* **Your goal**
Show every line of the data that contains the string "work".

* **Dataset excerpts**
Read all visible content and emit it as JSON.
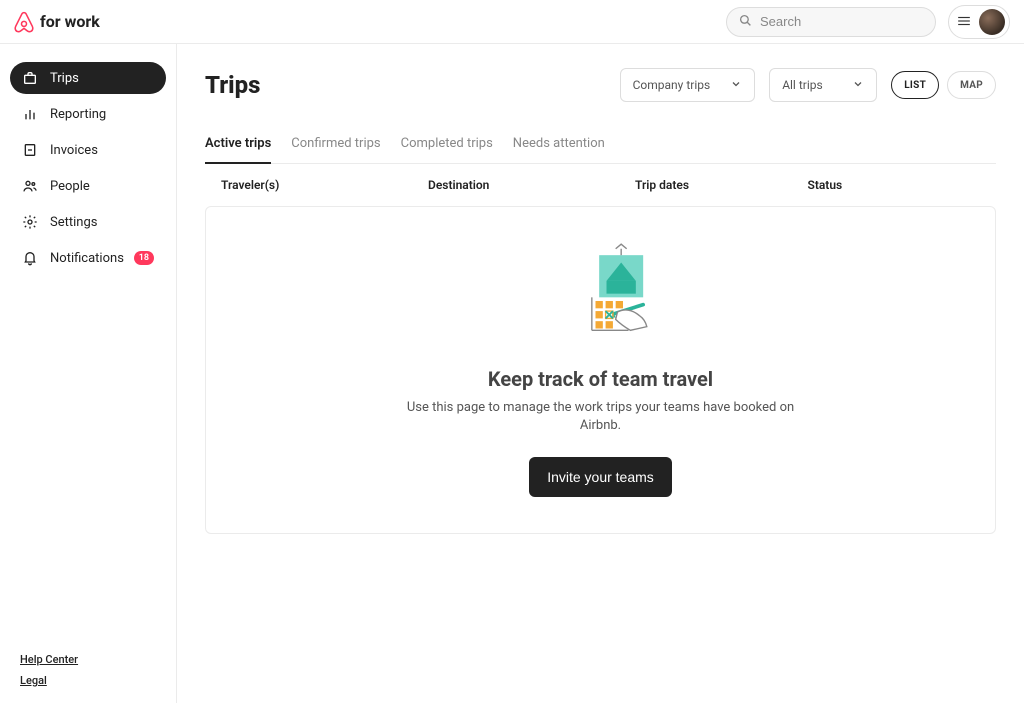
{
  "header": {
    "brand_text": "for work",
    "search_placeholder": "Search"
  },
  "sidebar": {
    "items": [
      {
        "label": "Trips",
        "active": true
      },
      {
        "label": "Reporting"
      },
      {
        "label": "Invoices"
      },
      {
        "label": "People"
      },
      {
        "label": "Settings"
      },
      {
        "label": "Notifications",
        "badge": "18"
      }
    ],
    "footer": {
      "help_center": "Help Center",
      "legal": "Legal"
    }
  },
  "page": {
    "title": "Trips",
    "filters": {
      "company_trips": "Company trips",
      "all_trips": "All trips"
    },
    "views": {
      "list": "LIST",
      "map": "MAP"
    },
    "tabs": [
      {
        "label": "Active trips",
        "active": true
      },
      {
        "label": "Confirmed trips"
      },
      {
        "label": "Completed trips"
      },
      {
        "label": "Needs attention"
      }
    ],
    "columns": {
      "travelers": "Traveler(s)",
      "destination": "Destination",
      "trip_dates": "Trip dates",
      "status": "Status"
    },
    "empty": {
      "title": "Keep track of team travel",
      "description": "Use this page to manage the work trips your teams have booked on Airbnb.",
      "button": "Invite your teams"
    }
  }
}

* **Expected answer**
    "brand_text": "for work",
      "description": "Use this page to manage the work trips your teams have booked on Airbnb.",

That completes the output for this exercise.